Saturday, March 14, 1998
Four Musketeers, then who?
Xavier needs impact from newcomers

The Cincinnati Enquirer

When Skip Prosser fast-forwards his thoughts to Xavier's 1998-99 season, two areas of concern stand out:

  • Depth

  • Inside scoring

One day after being ousted from the NCAA Tournament by Washington 69-68 in an East Regional first-round game, Prosser and the Musketeers returned Friday to Cincinnati. Shortly after the Final Four, the players will begin preparing for next season.

1998-99 Muskies
GUARDS            Ht Yr
Alvin Brown      6-3 FR
Lenny Brown      6-2 SR
Gary Lumpkin     6-2 SR
Maurice McAfee   6-0 SO
Lloyd Price      6-4 FR 

CENTERS           Ht Yr
Reggie Butler   6-10 SO
Garvin Davis    6-10 FR 

FORWARDS          Ht Yr
Kevin Frey       6-7 FR
James Posey      6-8 SR
Aaron Turner     6-7 FR
Nate Turner      6-8 JR
Darnell Williams 6-4 SR 
It should be an interesting year. Expectations will vary from those who focus on the returning corps of four to those who recognize there isn't much experience after that group.
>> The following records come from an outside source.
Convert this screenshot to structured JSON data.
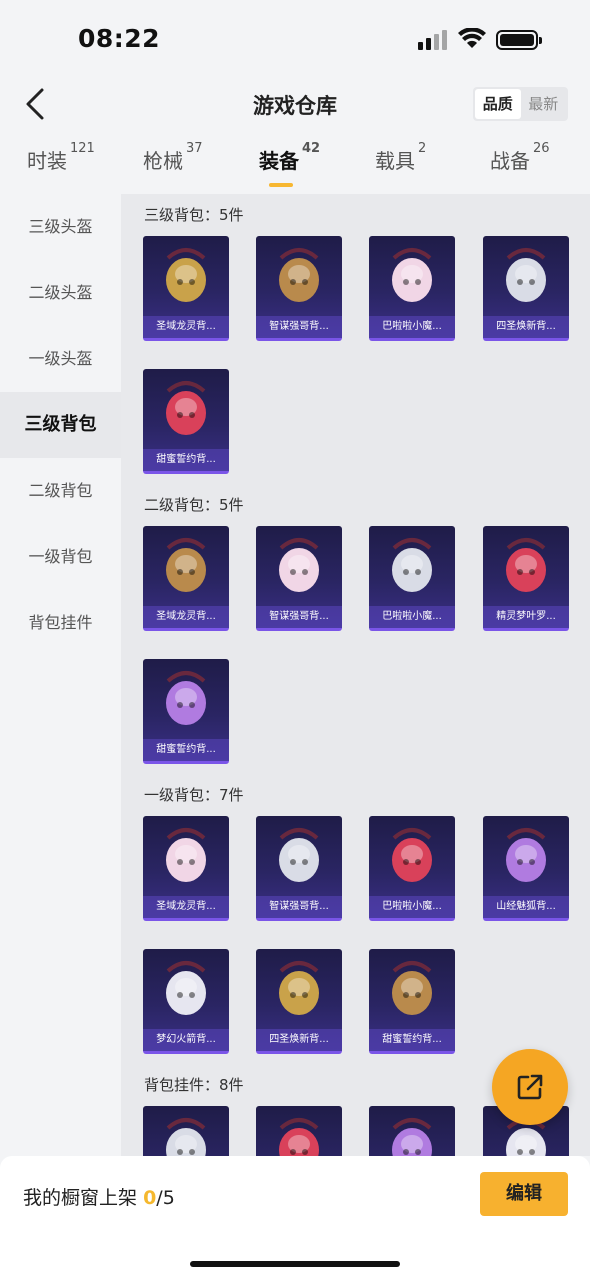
{
  "status": {
    "time": "08:22"
  },
  "header": {
    "title": "游戏仓库",
    "sort": [
      "品质",
      "最新"
    ]
  },
  "tabs": [
    {
      "label": "时装",
      "count": "121"
    },
    {
      "label": "枪械",
      "count": "37"
    },
    {
      "label": "装备",
      "count": "42"
    },
    {
      "label": "载具",
      "count": "2"
    },
    {
      "label": "战备",
      "count": "26"
    }
  ],
  "sidebar": [
    "三级头盔",
    "二级头盔",
    "一级头盔",
    "三级背包",
    "二级背包",
    "一级背包",
    "背包挂件"
  ],
  "sections": [
    {
      "title": "三级背包：5件",
      "items": [
        "圣域龙灵背...",
        "智谋强哥背...",
        "巴啦啦小魔...",
        "四圣焕新背...",
        "甜蜜誓约背..."
      ]
    },
    {
      "title": "二级背包：5件",
      "items": [
        "圣域龙灵背...",
        "智谋强哥背...",
        "巴啦啦小魔...",
        "精灵梦叶罗...",
        "甜蜜誓约背..."
      ]
    },
    {
      "title": "一级背包：7件",
      "items": [
        "圣域龙灵背...",
        "智谋强哥背...",
        "巴啦啦小魔...",
        "山经魅狐背...",
        "梦幻火箭背...",
        "四圣焕新背...",
        "甜蜜誓约背..."
      ]
    },
    {
      "title": "背包挂件：8件",
      "items": [
        "",
        "",
        "",
        ""
      ]
    }
  ],
  "bottom": {
    "shelf_label": "我的橱窗上架",
    "shelf_current": "0",
    "shelf_total": "/5",
    "edit": "编辑"
  },
  "colors": {
    "accent": "#f7b12f",
    "card_bg": "#2a2563",
    "card_border": "#7a55e8"
  },
  "icons": [
    "back-icon",
    "share-icon",
    "signal-icon",
    "wifi-icon",
    "battery-icon"
  ]
}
Gary Lumpkin and Lenny Brown should remain the starting backcourt for the fourth straight year. Darnell Williams is likely to start at the small forward spot for the fourth year, and substitute extraordinaire James Posey will probably became the starting power forward.

That leaves the center position up for grabs and a bench thin on experience. Maurice McAfee will be the only returning reserve with significant playing time.
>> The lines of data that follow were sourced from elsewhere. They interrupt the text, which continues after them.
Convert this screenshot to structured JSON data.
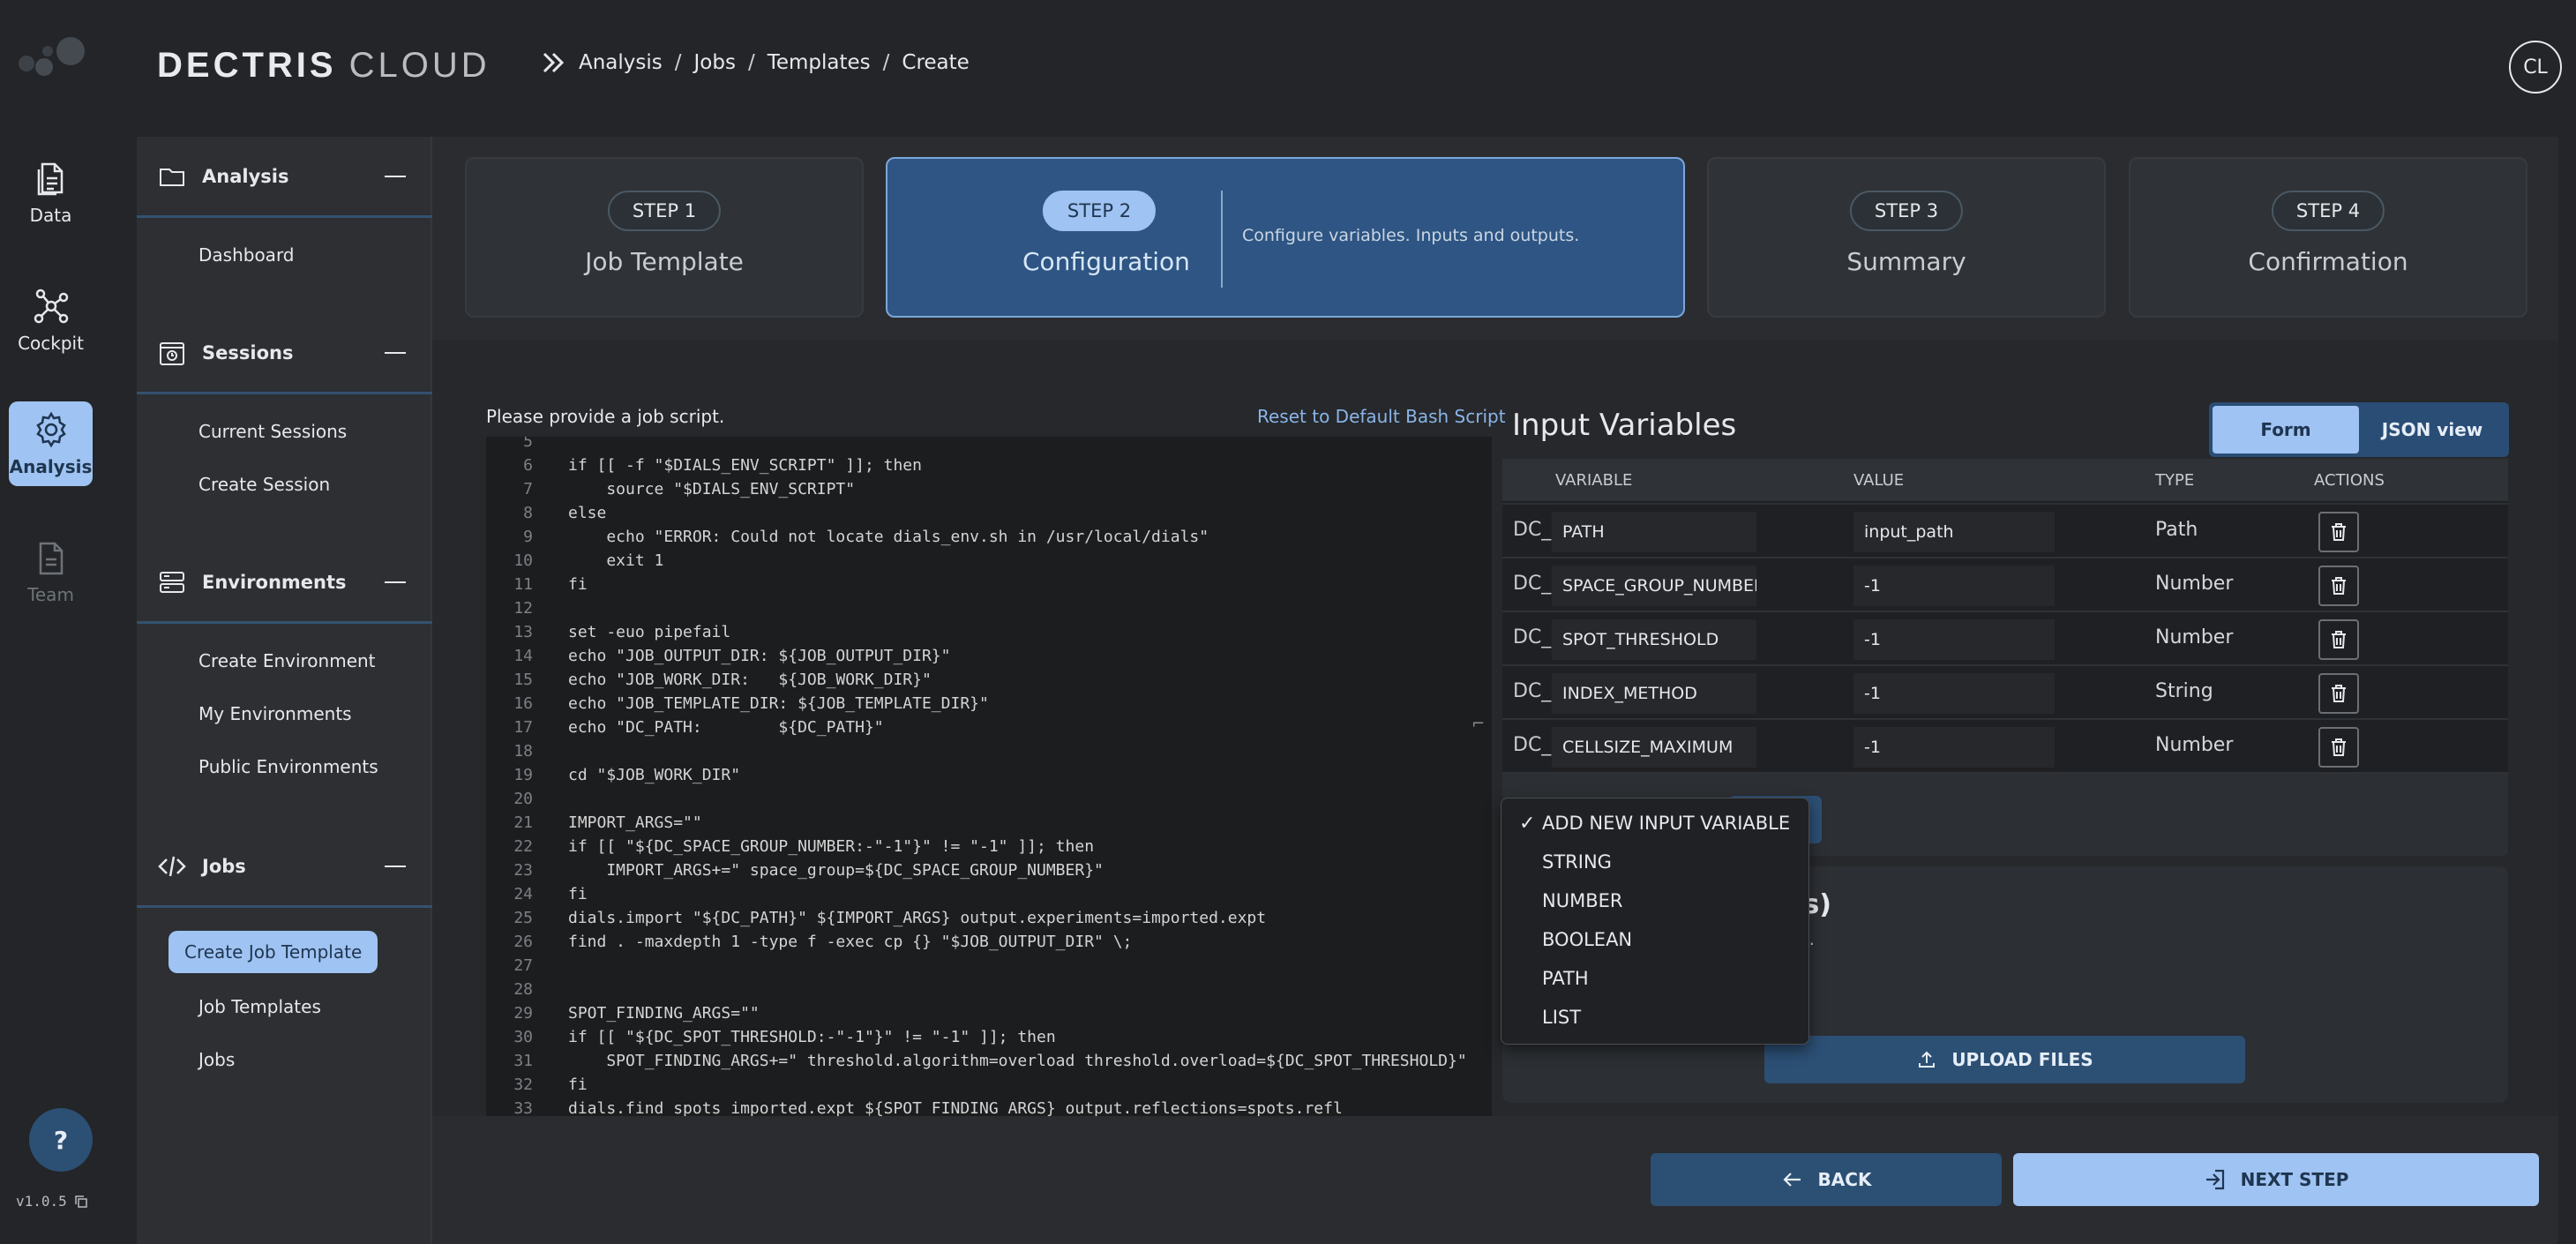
{
  "brand": {
    "name_bold": "DECTRIS",
    "name_light": "CLOUD"
  },
  "breadcrumb": [
    "Analysis",
    "Jobs",
    "Templates",
    "Create"
  ],
  "user": {
    "initials": "CL"
  },
  "rail": {
    "items": [
      {
        "label": "Data",
        "icon": "document-icon"
      },
      {
        "label": "Cockpit",
        "icon": "network-icon"
      },
      {
        "label": "Analysis",
        "icon": "gear-icon"
      },
      {
        "label": "Team",
        "icon": "document-icon"
      }
    ],
    "help": "?",
    "version": "v1.0.5"
  },
  "sidebar": {
    "sections": [
      {
        "title": "Analysis",
        "icon": "folder-icon",
        "links": [
          "Dashboard"
        ]
      },
      {
        "title": "Sessions",
        "icon": "session-icon",
        "links": [
          "Current Sessions",
          "Create Session"
        ]
      },
      {
        "title": "Environments",
        "icon": "server-icon",
        "links": [
          "Create Environment",
          "My Environments",
          "Public Environments"
        ]
      },
      {
        "title": "Jobs",
        "icon": "code-icon",
        "links": [
          "Create Job Template",
          "Job Templates",
          "Jobs"
        ]
      }
    ],
    "active_link": "Create Job Template"
  },
  "steps": [
    {
      "pill": "STEP 1",
      "title": "Job Template"
    },
    {
      "pill": "STEP 2",
      "title": "Configuration",
      "description": "Configure variables. Inputs and outputs."
    },
    {
      "pill": "STEP 3",
      "title": "Summary"
    },
    {
      "pill": "STEP 4",
      "title": "Confirmation"
    }
  ],
  "script": {
    "label": "Please provide a job script.",
    "reset": "Reset to Default Bash Script",
    "lines": [
      {
        "n": "5",
        "t": ""
      },
      {
        "n": "6",
        "t": "if [[ -f \"$DIALS_ENV_SCRIPT\" ]]; then"
      },
      {
        "n": "7",
        "t": "    source \"$DIALS_ENV_SCRIPT\""
      },
      {
        "n": "8",
        "t": "else"
      },
      {
        "n": "9",
        "t": "    echo \"ERROR: Could not locate dials_env.sh in /usr/local/dials\""
      },
      {
        "n": "10",
        "t": "    exit 1"
      },
      {
        "n": "11",
        "t": "fi"
      },
      {
        "n": "12",
        "t": ""
      },
      {
        "n": "13",
        "t": "set -euo pipefail"
      },
      {
        "n": "14",
        "t": "echo \"JOB_OUTPUT_DIR: ${JOB_OUTPUT_DIR}\""
      },
      {
        "n": "15",
        "t": "echo \"JOB_WORK_DIR:   ${JOB_WORK_DIR}\""
      },
      {
        "n": "16",
        "t": "echo \"JOB_TEMPLATE_DIR: ${JOB_TEMPLATE_DIR}\""
      },
      {
        "n": "17",
        "t": "echo \"DC_PATH:        ${DC_PATH}\""
      },
      {
        "n": "18",
        "t": ""
      },
      {
        "n": "19",
        "t": "cd \"$JOB_WORK_DIR\""
      },
      {
        "n": "20",
        "t": ""
      },
      {
        "n": "21",
        "t": "IMPORT_ARGS=\"\""
      },
      {
        "n": "22",
        "t": "if [[ \"${DC_SPACE_GROUP_NUMBER:-\"-1\"}\" != \"-1\" ]]; then"
      },
      {
        "n": "23",
        "t": "    IMPORT_ARGS+=\" space_group=${DC_SPACE_GROUP_NUMBER}\""
      },
      {
        "n": "24",
        "t": "fi"
      },
      {
        "n": "25",
        "t": "dials.import \"${DC_PATH}\" ${IMPORT_ARGS} output.experiments=imported.expt"
      },
      {
        "n": "26",
        "t": "find . -maxdepth 1 -type f -exec cp {} \"$JOB_OUTPUT_DIR\" \\;"
      },
      {
        "n": "27",
        "t": ""
      },
      {
        "n": "28",
        "t": ""
      },
      {
        "n": "29",
        "t": "SPOT_FINDING_ARGS=\"\""
      },
      {
        "n": "30",
        "t": "if [[ \"${DC_SPOT_THRESHOLD:-\"-1\"}\" != \"-1\" ]]; then"
      },
      {
        "n": "31",
        "t": "    SPOT_FINDING_ARGS+=\" threshold.algorithm=overload threshold.overload=${DC_SPOT_THRESHOLD}\""
      },
      {
        "n": "32",
        "t": "fi"
      },
      {
        "n": "33",
        "t": "dials.find_spots imported.expt ${SPOT_FINDING_ARGS} output.reflections=spots.refl"
      }
    ]
  },
  "variables": {
    "title": "Input Variables",
    "view_toggle": {
      "form": "Form",
      "json": "JSON view"
    },
    "columns": [
      "VARIABLE",
      "VALUE",
      "TYPE",
      "ACTIONS"
    ],
    "prefix": "DC_",
    "rows": [
      {
        "name": "PATH",
        "value": "input_path",
        "type": "Path"
      },
      {
        "name": "SPACE_GROUP_NUMBER",
        "value": "-1",
        "type": "Number"
      },
      {
        "name": "SPOT_THRESHOLD",
        "value": "-1",
        "type": "Number"
      },
      {
        "name": "INDEX_METHOD",
        "value": "-1",
        "type": "String"
      },
      {
        "name": "CELLSIZE_MAXIMUM",
        "value": "-1",
        "type": "Number"
      }
    ]
  },
  "dropdown": {
    "items": [
      "ADD NEW INPUT VARIABLE",
      "STRING",
      "NUMBER",
      "BOOLEAN",
      "PATH",
      "LIST"
    ],
    "checked": "ADD NEW INPUT VARIABLE"
  },
  "upload": {
    "title_visible": "le(s)",
    "subtitle_visible": "ere.",
    "button": "UPLOAD FILES"
  },
  "footer": {
    "back": "BACK",
    "next": "NEXT STEP"
  },
  "colors": {
    "accent": "#9fc3f2",
    "accent_dark": "#2c4f74",
    "active_step": "#2e5583",
    "background": "#232528"
  }
}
Last fall, Prosser was hoping some reserves would emerge and contribute. Would have been nice, but also a luxury.

Prosser would like to go eight or nine deep. In October, returning reserves and newcomers must be able to contribute. There is no choice.

''If they don't,'' Prosser said, ''we're not going to be very good.

''I think we have a good nucleus. You're always going to lose some guys. Now it's up to the other guys to step up their games.'' The Musketeers showed at times this season that even six players aren't enough. There was no depth on this team, which finished 22-8 and won Atlantic 10 division and tournament titles.

So, what to ponder this offseason?

  • What is lost? Four-year starter T.J. Johnson may not have scored much this season, but his experience and intelligence on the court, especially in defending big men, will be missed.

    Torraye Braggs brought an array of talent, intensity and versatility that fit perfectly into XU's system.

    Pat Kelsey, though used sparingly in games, was the consummate team player, unselfish and unrelenting in practice. He no doubt made XU's guards better. Though he has not announced it officially, Terrance Payne, who graduates in May but has a year of eligibility left, is not expected to return.

  • What is gained? Incoming freshman Kevin Frey already is eligible and brings a love of the game and great work ethic.

    Lloyd Price, who needs the required test score to be eligible, is noted for being able to beat an opponent off the dribble. Aaron Turner, who also needs his test score, has proven a good scorer and hard worker at prep school.

    Garvin Davis needs to gain strength; he will be eligible upon graduation from prep school. XU coaches still want and need a junior college big man. Desmond Walker, who already visited, won't decide where he wants to go until next month.

  • Leaders: While a handful of Musketeers have played in a season where opponents give them their best effort, several players next season will be new to the scene. Leadership is going to be important. Veterans will have to work with younger players.

    For reasons he can't explain, Prosser said there were stretches during the season when the Musketeers played not to lose, including Thursday in Washington, D.C. Losing poise, being outhustled, playing tentatively and not with confidence are characteristics not expected of a veteran club.

    At the airport Friday morning, Prosser bumped into South Carolina coach Eddie Fogler, whose team was also upset Thursday (by Richmond) and who said his team played the same way as Xavier.

    ''As a coach, you always question what else could I have done,'' Prosser said. ''That's what I've been doing the last 24 hours. All you can do is keep working.''